  2. Several research studies are described on the Arrowsmith website. All but one are uncontrolled i.e. they assess change in a single group of children pre and post an Arrowsmith programme. As Dorothy has said repeatedly, these are useless because it's not clear that any improvement over time is an effect of the programme. Just one study - Lara Boyd's, mentioned by Dorothy - has a control group. It was scheduled to collect data in Jan and June 2014, and Jan 2015. The fact that Dr Boyd didn't respond to a recent request for information suggests that the results might not have been favourable.

  3. Re Boyd, it may depend when Dorothy wrote the email. I live in Canada and the last 3-4 weeks would be prime vacation time for a prof, plus school is restarting in many places this week most everything from kindergarten to university so she might be getting kids of her own off to school, dealing with a new influx of students into her lab but it does not look all that good.

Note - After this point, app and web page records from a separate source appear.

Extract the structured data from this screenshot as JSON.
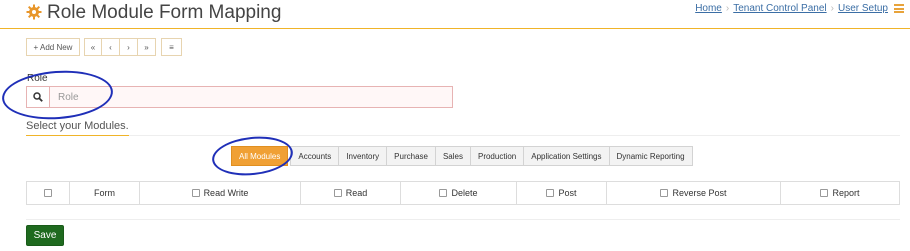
{
  "header": {
    "title": "Role Module Form Mapping",
    "breadcrumb": [
      {
        "label": "Home"
      },
      {
        "label": "Tenant Control Panel"
      },
      {
        "label": "User Setup"
      }
    ],
    "breadcrumb_separator": "›"
  },
  "toolbar": {
    "add_new": "+ Add New",
    "first": "«",
    "prev": "‹",
    "next": "›",
    "last": "»",
    "list": "≡"
  },
  "role": {
    "label": "Role",
    "placeholder": "Role"
  },
  "modules": {
    "heading": "Select your Modules.",
    "tabs": [
      {
        "label": "All Modules",
        "active": true
      },
      {
        "label": "Accounts"
      },
      {
        "label": "Inventory"
      },
      {
        "label": "Purchase"
      },
      {
        "label": "Sales"
      },
      {
        "label": "Production"
      },
      {
        "label": "Application Settings"
      },
      {
        "label": "Dynamic Reporting"
      }
    ]
  },
  "table": {
    "columns": [
      {
        "label": ""
      },
      {
        "label": "Form"
      },
      {
        "label": "Read Write"
      },
      {
        "label": "Read"
      },
      {
        "label": "Delete"
      },
      {
        "label": "Post"
      },
      {
        "label": "Reverse Post"
      },
      {
        "label": "Report"
      }
    ]
  },
  "save_label": "Save",
  "colors": {
    "accent": "#f0a034",
    "save": "#1f6a1f",
    "link": "#3b6ea5",
    "annotation": "#1f2fb8"
  }
}
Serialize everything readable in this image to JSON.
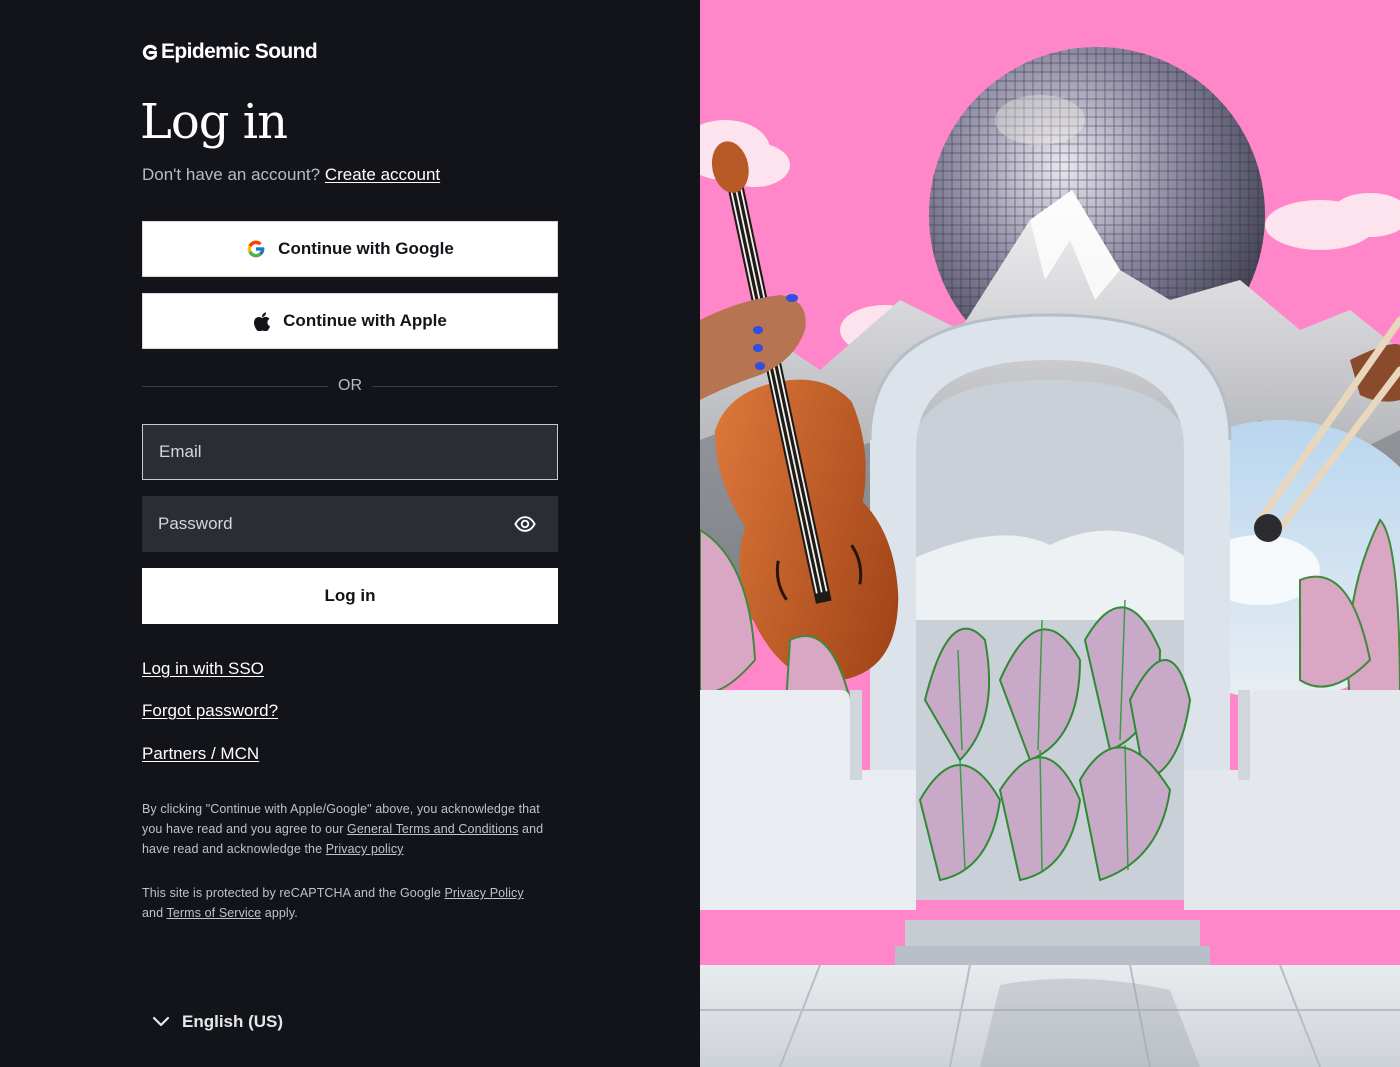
{
  "brand": {
    "name": "Epidemic Sound"
  },
  "heading": "Log in",
  "signup_prompt": {
    "text": "Don't have an account?",
    "link": "Create account"
  },
  "social": {
    "google_label": "Continue with Google",
    "apple_label": "Continue with Apple"
  },
  "divider_text": "OR",
  "form": {
    "email_placeholder": "Email",
    "email_value": "",
    "password_placeholder": "Password",
    "password_value": "",
    "submit_label": "Log in"
  },
  "links": {
    "sso": "Log in with SSO",
    "forgot": "Forgot password?",
    "partners": "Partners / MCN"
  },
  "legal": {
    "consent_pre": "By clicking \"Continue with Apple/Google\" above, you acknowledge that you have read and you agree to our",
    "terms_link": "General Terms and Conditions",
    "consent_mid": "and have read and acknowledge the",
    "privacy_link": "Privacy policy",
    "recaptcha_pre": "This site is protected by reCAPTCHA and the Google",
    "recaptcha_privacy": "Privacy Policy",
    "recaptcha_and": "and",
    "recaptcha_terms": "Terms of Service",
    "recaptcha_post": "apply."
  },
  "language": {
    "selected": "English (US)"
  },
  "icons": {
    "logo": "epidemic-sound-logo-icon",
    "google": "google-icon",
    "apple": "apple-icon",
    "password_toggle": "eye-icon",
    "language_toggle": "chevron-down-icon"
  },
  "colors": {
    "background": "#131419",
    "field_bg": "#2b2d35",
    "hero_pink": "#ff86c8",
    "text_muted": "#b9bcc4"
  }
}
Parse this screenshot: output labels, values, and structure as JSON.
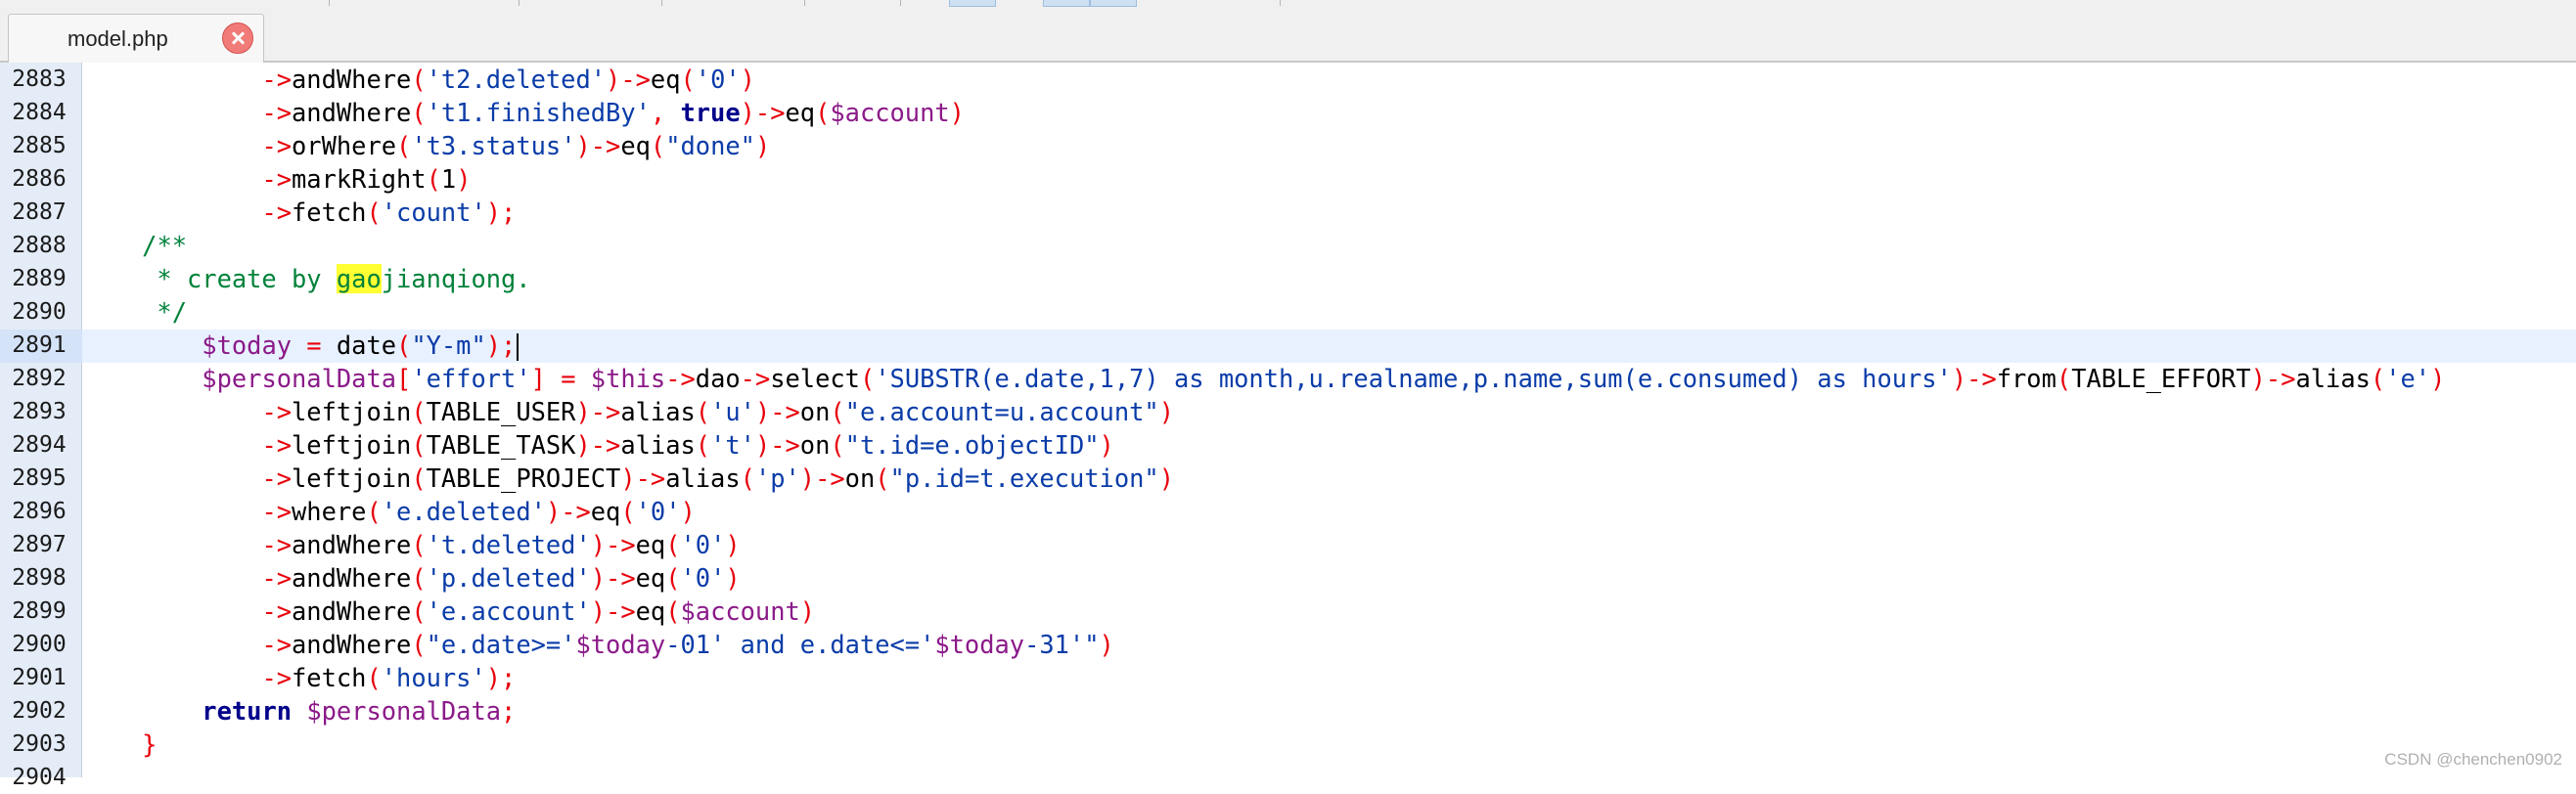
{
  "tab": {
    "title": "model.php",
    "close_icon": "close-icon",
    "accent": "#f07b78"
  },
  "editor": {
    "current_line": "2891",
    "lines": [
      {
        "n": "2883",
        "tokens": [
          {
            "t": "            ",
            "c": "plain"
          },
          {
            "t": "->",
            "c": "op"
          },
          {
            "t": "andWhere",
            "c": "plain"
          },
          {
            "t": "(",
            "c": "op"
          },
          {
            "t": "'t2.deleted'",
            "c": "str"
          },
          {
            "t": ")->",
            "c": "op"
          },
          {
            "t": "eq",
            "c": "plain"
          },
          {
            "t": "(",
            "c": "op"
          },
          {
            "t": "'0'",
            "c": "str"
          },
          {
            "t": ")",
            "c": "op"
          }
        ]
      },
      {
        "n": "2884",
        "tokens": [
          {
            "t": "            ",
            "c": "plain"
          },
          {
            "t": "->",
            "c": "op"
          },
          {
            "t": "andWhere",
            "c": "plain"
          },
          {
            "t": "(",
            "c": "op"
          },
          {
            "t": "'t1.finishedBy'",
            "c": "str"
          },
          {
            "t": ", ",
            "c": "op"
          },
          {
            "t": "true",
            "c": "kw"
          },
          {
            "t": ")->",
            "c": "op"
          },
          {
            "t": "eq",
            "c": "plain"
          },
          {
            "t": "(",
            "c": "op"
          },
          {
            "t": "$account",
            "c": "var"
          },
          {
            "t": ")",
            "c": "op"
          }
        ]
      },
      {
        "n": "2885",
        "tokens": [
          {
            "t": "            ",
            "c": "plain"
          },
          {
            "t": "->",
            "c": "op"
          },
          {
            "t": "orWhere",
            "c": "plain"
          },
          {
            "t": "(",
            "c": "op"
          },
          {
            "t": "'t3.status'",
            "c": "str"
          },
          {
            "t": ")->",
            "c": "op"
          },
          {
            "t": "eq",
            "c": "plain"
          },
          {
            "t": "(",
            "c": "op"
          },
          {
            "t": "\"done\"",
            "c": "str"
          },
          {
            "t": ")",
            "c": "op"
          }
        ]
      },
      {
        "n": "2886",
        "tokens": [
          {
            "t": "            ",
            "c": "plain"
          },
          {
            "t": "->",
            "c": "op"
          },
          {
            "t": "markRight",
            "c": "plain"
          },
          {
            "t": "(",
            "c": "op"
          },
          {
            "t": "1",
            "c": "plain"
          },
          {
            "t": ")",
            "c": "op"
          }
        ]
      },
      {
        "n": "2887",
        "tokens": [
          {
            "t": "            ",
            "c": "plain"
          },
          {
            "t": "->",
            "c": "op"
          },
          {
            "t": "fetch",
            "c": "plain"
          },
          {
            "t": "(",
            "c": "op"
          },
          {
            "t": "'count'",
            "c": "str"
          },
          {
            "t": ");",
            "c": "op"
          }
        ]
      },
      {
        "n": "2888",
        "tokens": [
          {
            "t": "    ",
            "c": "plain"
          },
          {
            "t": "/**",
            "c": "comment"
          }
        ]
      },
      {
        "n": "2889",
        "tokens": [
          {
            "t": "     * create by ",
            "c": "comment"
          },
          {
            "t": "gao",
            "c": "hl"
          },
          {
            "t": "jianqiong.",
            "c": "comment"
          }
        ]
      },
      {
        "n": "2890",
        "tokens": [
          {
            "t": "     */",
            "c": "comment"
          }
        ]
      },
      {
        "n": "2891",
        "tokens": [
          {
            "t": "        ",
            "c": "plain"
          },
          {
            "t": "$today",
            "c": "var"
          },
          {
            "t": " = ",
            "c": "op"
          },
          {
            "t": "date",
            "c": "plain"
          },
          {
            "t": "(",
            "c": "op"
          },
          {
            "t": "\"Y-m\"",
            "c": "str"
          },
          {
            "t": ");",
            "c": "op"
          }
        ],
        "caret": true
      },
      {
        "n": "2892",
        "tokens": [
          {
            "t": "        ",
            "c": "plain"
          },
          {
            "t": "$personalData",
            "c": "var"
          },
          {
            "t": "[",
            "c": "op"
          },
          {
            "t": "'effort'",
            "c": "str"
          },
          {
            "t": "] = ",
            "c": "op"
          },
          {
            "t": "$this",
            "c": "var"
          },
          {
            "t": "->",
            "c": "op"
          },
          {
            "t": "dao",
            "c": "plain"
          },
          {
            "t": "->",
            "c": "op"
          },
          {
            "t": "select",
            "c": "plain"
          },
          {
            "t": "(",
            "c": "op"
          },
          {
            "t": "'SUBSTR(e.date,1,7) as month,u.realname,p.name,sum(e.consumed) as hours'",
            "c": "str"
          },
          {
            "t": ")->",
            "c": "op"
          },
          {
            "t": "from",
            "c": "plain"
          },
          {
            "t": "(",
            "c": "op"
          },
          {
            "t": "TABLE_EFFORT",
            "c": "plain"
          },
          {
            "t": ")->",
            "c": "op"
          },
          {
            "t": "alias",
            "c": "plain"
          },
          {
            "t": "(",
            "c": "op"
          },
          {
            "t": "'e'",
            "c": "str"
          },
          {
            "t": ")",
            "c": "op"
          }
        ]
      },
      {
        "n": "2893",
        "tokens": [
          {
            "t": "            ",
            "c": "plain"
          },
          {
            "t": "->",
            "c": "op"
          },
          {
            "t": "leftjoin",
            "c": "plain"
          },
          {
            "t": "(",
            "c": "op"
          },
          {
            "t": "TABLE_USER",
            "c": "plain"
          },
          {
            "t": ")->",
            "c": "op"
          },
          {
            "t": "alias",
            "c": "plain"
          },
          {
            "t": "(",
            "c": "op"
          },
          {
            "t": "'u'",
            "c": "str"
          },
          {
            "t": ")->",
            "c": "op"
          },
          {
            "t": "on",
            "c": "plain"
          },
          {
            "t": "(",
            "c": "op"
          },
          {
            "t": "\"e.account=u.account\"",
            "c": "str"
          },
          {
            "t": ")",
            "c": "op"
          }
        ]
      },
      {
        "n": "2894",
        "tokens": [
          {
            "t": "            ",
            "c": "plain"
          },
          {
            "t": "->",
            "c": "op"
          },
          {
            "t": "leftjoin",
            "c": "plain"
          },
          {
            "t": "(",
            "c": "op"
          },
          {
            "t": "TABLE_TASK",
            "c": "plain"
          },
          {
            "t": ")->",
            "c": "op"
          },
          {
            "t": "alias",
            "c": "plain"
          },
          {
            "t": "(",
            "c": "op"
          },
          {
            "t": "'t'",
            "c": "str"
          },
          {
            "t": ")->",
            "c": "op"
          },
          {
            "t": "on",
            "c": "plain"
          },
          {
            "t": "(",
            "c": "op"
          },
          {
            "t": "\"t.id=e.objectID\"",
            "c": "str"
          },
          {
            "t": ")",
            "c": "op"
          }
        ]
      },
      {
        "n": "2895",
        "tokens": [
          {
            "t": "            ",
            "c": "plain"
          },
          {
            "t": "->",
            "c": "op"
          },
          {
            "t": "leftjoin",
            "c": "plain"
          },
          {
            "t": "(",
            "c": "op"
          },
          {
            "t": "TABLE_PROJECT",
            "c": "plain"
          },
          {
            "t": ")->",
            "c": "op"
          },
          {
            "t": "alias",
            "c": "plain"
          },
          {
            "t": "(",
            "c": "op"
          },
          {
            "t": "'p'",
            "c": "str"
          },
          {
            "t": ")->",
            "c": "op"
          },
          {
            "t": "on",
            "c": "plain"
          },
          {
            "t": "(",
            "c": "op"
          },
          {
            "t": "\"p.id=t.execution\"",
            "c": "str"
          },
          {
            "t": ")",
            "c": "op"
          }
        ]
      },
      {
        "n": "2896",
        "tokens": [
          {
            "t": "            ",
            "c": "plain"
          },
          {
            "t": "->",
            "c": "op"
          },
          {
            "t": "where",
            "c": "plain"
          },
          {
            "t": "(",
            "c": "op"
          },
          {
            "t": "'e.deleted'",
            "c": "str"
          },
          {
            "t": ")->",
            "c": "op"
          },
          {
            "t": "eq",
            "c": "plain"
          },
          {
            "t": "(",
            "c": "op"
          },
          {
            "t": "'0'",
            "c": "str"
          },
          {
            "t": ")",
            "c": "op"
          }
        ]
      },
      {
        "n": "2897",
        "tokens": [
          {
            "t": "            ",
            "c": "plain"
          },
          {
            "t": "->",
            "c": "op"
          },
          {
            "t": "andWhere",
            "c": "plain"
          },
          {
            "t": "(",
            "c": "op"
          },
          {
            "t": "'t.deleted'",
            "c": "str"
          },
          {
            "t": ")->",
            "c": "op"
          },
          {
            "t": "eq",
            "c": "plain"
          },
          {
            "t": "(",
            "c": "op"
          },
          {
            "t": "'0'",
            "c": "str"
          },
          {
            "t": ")",
            "c": "op"
          }
        ]
      },
      {
        "n": "2898",
        "tokens": [
          {
            "t": "            ",
            "c": "plain"
          },
          {
            "t": "->",
            "c": "op"
          },
          {
            "t": "andWhere",
            "c": "plain"
          },
          {
            "t": "(",
            "c": "op"
          },
          {
            "t": "'p.deleted'",
            "c": "str"
          },
          {
            "t": ")->",
            "c": "op"
          },
          {
            "t": "eq",
            "c": "plain"
          },
          {
            "t": "(",
            "c": "op"
          },
          {
            "t": "'0'",
            "c": "str"
          },
          {
            "t": ")",
            "c": "op"
          }
        ]
      },
      {
        "n": "2899",
        "tokens": [
          {
            "t": "            ",
            "c": "plain"
          },
          {
            "t": "->",
            "c": "op"
          },
          {
            "t": "andWhere",
            "c": "plain"
          },
          {
            "t": "(",
            "c": "op"
          },
          {
            "t": "'e.account'",
            "c": "str"
          },
          {
            "t": ")->",
            "c": "op"
          },
          {
            "t": "eq",
            "c": "plain"
          },
          {
            "t": "(",
            "c": "op"
          },
          {
            "t": "$account",
            "c": "var"
          },
          {
            "t": ")",
            "c": "op"
          }
        ]
      },
      {
        "n": "2900",
        "tokens": [
          {
            "t": "            ",
            "c": "plain"
          },
          {
            "t": "->",
            "c": "op"
          },
          {
            "t": "andWhere",
            "c": "plain"
          },
          {
            "t": "(",
            "c": "op"
          },
          {
            "t": "\"e.date>='",
            "c": "str"
          },
          {
            "t": "$today",
            "c": "var"
          },
          {
            "t": "-01' and e.date<='",
            "c": "str"
          },
          {
            "t": "$today",
            "c": "var"
          },
          {
            "t": "-31'\"",
            "c": "str"
          },
          {
            "t": ")",
            "c": "op"
          }
        ]
      },
      {
        "n": "2901",
        "tokens": [
          {
            "t": "            ",
            "c": "plain"
          },
          {
            "t": "->",
            "c": "op"
          },
          {
            "t": "fetch",
            "c": "plain"
          },
          {
            "t": "(",
            "c": "op"
          },
          {
            "t": "'hours'",
            "c": "str"
          },
          {
            "t": ");",
            "c": "op"
          }
        ]
      },
      {
        "n": "2902",
        "tokens": [
          {
            "t": "        ",
            "c": "plain"
          },
          {
            "t": "return",
            "c": "kw"
          },
          {
            "t": " ",
            "c": "plain"
          },
          {
            "t": "$personalData",
            "c": "var"
          },
          {
            "t": ";",
            "c": "op"
          }
        ]
      },
      {
        "n": "2903",
        "tokens": [
          {
            "t": "    ",
            "c": "plain"
          },
          {
            "t": "}",
            "c": "op"
          }
        ]
      },
      {
        "n": "2904",
        "tokens": []
      }
    ]
  },
  "watermark": "CSDN @chenchen0902"
}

    1. Just to say that I didn't actually request details of the results, as the video I saw suggested the study was still ongoing. I asked two questions that should be easy to answer: (a) was the study registered and (b) who was funding it. Registration of clinical trials is pretty standard these days, and helps give confidence in the results as it means that the measures and hypotheses are prespecified.

    2. (This is from an anonymous commenter who had their comment eaten by Blogger)
      Following from jrkrideau (6 Sep) and Dorothy's reply (11 Sep); from a Research Initiatives document on the Arrowsmith website (see below) I had learned that Lara Boyd's study was scheduled to complete initial data collection in Jan 2015. So I thought it worth emailing her myself, to ask whether any data were yet available.

      She replied by return as follows:
      '... Our study is still underway - we were fortunate enough to receive additional funding which has allowed us to continue to recruit and test a larger number of individuals. As a result we do not yet have data to release.... If you would like to be added to a mailing list, email We will update you once we have published our results.'

      I asked to join the mailing list, and was told that data collection from the increased sample is due to finish in aUtumn 2016.

      The 'Research Initiatives' document dated Mar 2014 is available, along with other information docs and videos, at:
      Info about Dr Boyd's study as originally designed is on pp.7-9. It gives the numbers of participants in each group (two different versions) and some details of the measures and research plan. It does not answer the specific questions raised by Dorothy on 11 Sep.

      Scanning this doc again, I found one other study (apart from Dr Boyd's) that included a control group, by W.J. Lancee (Toronto) 2003. The results are reported as favouring the Arrowsmith group. The groups are small, the data are complex and they involve varying participant selection for statistical analysis. Judging from Google Scholar, they have never been published in a peer-reviewed journal.

      So the scientific case for benefit from the Arrowsmith program remains unclear. Dr Boyd's study, when finally completed, may cast more light.